While the early years of SMGL produced dramatic improvements in maternal health outcomes, comparable changes in newborn health have remained elusive. The teams on the ground are intensifying quality improvement efforts to strengthen healthcare providers’ ability to care for underweight and unhealthy newborns. There is now greater emphasis on training and mentoring related to caring for sick newborns to ensure all providers are equipped to save newborn lives. For example, home visiting programs are expanding to reach more women and newborns during the critical first three days of life. We are starting to see results from these efforts in Zambia where the perinatal mortality rate has decreased by 44%.

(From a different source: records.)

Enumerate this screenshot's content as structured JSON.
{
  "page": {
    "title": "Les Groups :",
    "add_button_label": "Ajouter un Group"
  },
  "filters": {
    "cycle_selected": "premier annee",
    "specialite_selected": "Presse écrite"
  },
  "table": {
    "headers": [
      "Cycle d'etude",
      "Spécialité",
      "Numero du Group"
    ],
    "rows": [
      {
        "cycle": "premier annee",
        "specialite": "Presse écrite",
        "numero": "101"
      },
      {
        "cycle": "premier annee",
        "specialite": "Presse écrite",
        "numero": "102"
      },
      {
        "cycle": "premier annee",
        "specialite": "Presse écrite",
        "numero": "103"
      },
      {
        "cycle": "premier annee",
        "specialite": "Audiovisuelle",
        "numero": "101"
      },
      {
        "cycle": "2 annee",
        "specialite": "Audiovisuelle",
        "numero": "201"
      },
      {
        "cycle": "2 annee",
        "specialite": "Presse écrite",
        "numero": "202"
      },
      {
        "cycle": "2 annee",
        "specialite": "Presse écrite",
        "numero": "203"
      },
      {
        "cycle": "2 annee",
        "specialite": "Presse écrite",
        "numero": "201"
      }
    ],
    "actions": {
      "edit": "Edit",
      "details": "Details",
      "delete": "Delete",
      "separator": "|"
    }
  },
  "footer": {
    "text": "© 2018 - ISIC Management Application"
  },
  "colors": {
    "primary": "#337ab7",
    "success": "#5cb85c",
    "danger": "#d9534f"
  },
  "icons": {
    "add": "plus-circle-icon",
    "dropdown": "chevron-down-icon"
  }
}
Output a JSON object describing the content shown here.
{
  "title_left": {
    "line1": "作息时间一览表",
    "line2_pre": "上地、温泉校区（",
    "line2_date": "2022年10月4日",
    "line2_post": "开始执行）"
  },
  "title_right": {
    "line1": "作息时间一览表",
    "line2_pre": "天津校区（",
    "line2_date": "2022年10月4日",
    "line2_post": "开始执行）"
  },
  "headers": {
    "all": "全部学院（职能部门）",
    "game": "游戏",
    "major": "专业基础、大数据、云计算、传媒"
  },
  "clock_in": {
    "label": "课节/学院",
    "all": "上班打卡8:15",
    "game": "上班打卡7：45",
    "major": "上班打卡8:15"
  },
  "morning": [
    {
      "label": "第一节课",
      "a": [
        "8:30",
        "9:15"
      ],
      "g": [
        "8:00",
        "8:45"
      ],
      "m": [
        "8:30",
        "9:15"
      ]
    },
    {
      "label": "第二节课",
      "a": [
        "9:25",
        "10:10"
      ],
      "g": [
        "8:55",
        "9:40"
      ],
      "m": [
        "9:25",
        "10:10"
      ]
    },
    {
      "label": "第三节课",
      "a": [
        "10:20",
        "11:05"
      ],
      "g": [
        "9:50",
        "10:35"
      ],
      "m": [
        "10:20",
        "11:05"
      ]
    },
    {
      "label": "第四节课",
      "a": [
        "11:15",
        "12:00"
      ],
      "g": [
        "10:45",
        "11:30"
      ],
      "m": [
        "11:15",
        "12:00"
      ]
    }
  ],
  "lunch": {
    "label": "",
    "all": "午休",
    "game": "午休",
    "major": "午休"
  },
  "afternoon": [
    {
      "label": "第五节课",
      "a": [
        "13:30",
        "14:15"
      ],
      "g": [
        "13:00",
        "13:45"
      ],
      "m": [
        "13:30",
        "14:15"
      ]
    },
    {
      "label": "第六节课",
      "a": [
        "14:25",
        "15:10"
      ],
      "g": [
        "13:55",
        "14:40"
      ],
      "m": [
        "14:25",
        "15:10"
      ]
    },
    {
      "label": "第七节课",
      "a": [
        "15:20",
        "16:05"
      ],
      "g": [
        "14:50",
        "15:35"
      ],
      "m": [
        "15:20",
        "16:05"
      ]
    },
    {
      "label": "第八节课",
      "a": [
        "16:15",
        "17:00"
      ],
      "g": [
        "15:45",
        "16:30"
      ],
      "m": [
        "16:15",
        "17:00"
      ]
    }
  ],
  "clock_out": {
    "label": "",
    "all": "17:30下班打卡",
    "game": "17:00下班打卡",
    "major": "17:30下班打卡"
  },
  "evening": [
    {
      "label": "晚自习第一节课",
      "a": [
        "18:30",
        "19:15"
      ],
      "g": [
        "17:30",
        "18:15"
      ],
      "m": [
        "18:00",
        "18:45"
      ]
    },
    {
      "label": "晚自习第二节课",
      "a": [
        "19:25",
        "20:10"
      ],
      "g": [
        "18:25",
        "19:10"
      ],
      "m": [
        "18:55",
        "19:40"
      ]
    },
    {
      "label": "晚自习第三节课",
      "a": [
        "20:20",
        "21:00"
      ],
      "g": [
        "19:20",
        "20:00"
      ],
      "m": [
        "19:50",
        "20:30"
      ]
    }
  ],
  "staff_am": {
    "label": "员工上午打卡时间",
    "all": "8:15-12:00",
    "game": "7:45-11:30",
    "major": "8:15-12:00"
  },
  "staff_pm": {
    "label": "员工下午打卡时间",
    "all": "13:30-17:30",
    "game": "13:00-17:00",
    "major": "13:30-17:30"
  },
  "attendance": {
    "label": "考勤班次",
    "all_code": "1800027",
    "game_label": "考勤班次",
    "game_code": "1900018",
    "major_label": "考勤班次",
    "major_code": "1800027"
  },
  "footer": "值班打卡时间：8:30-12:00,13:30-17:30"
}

The SMGL partnership formally ends in Uganda and Zambia in December 2017. During this final year, there will be a robust evaluation to measure timely availability of quality services as well as other important indicators including changes in behavior; care-seeking; provider and client satisfaction; health system readiness and performance; and, of course, health outcomes. In Nigeria, SMGL is initiating operations in Cross River State, a region with disproportionately high rates of maternal mortality.
The efforts of our many partners—the U.S. Government, the Governments of Nigeria, Norway, Uganda and Zambia, Merck for Mothers, Every Mother Counts, Project C.U.R.E. and the American College of Obstetricians and Gynecologists—will be crucial to our continued success.
Over the next 15 months, ensuring and sustaining high quality care will be our top priority.
Check out other posts in the MHTF’s Quality of Maternal Health Care blog series.
Learn more about the issues surrounding quality of maternal health care.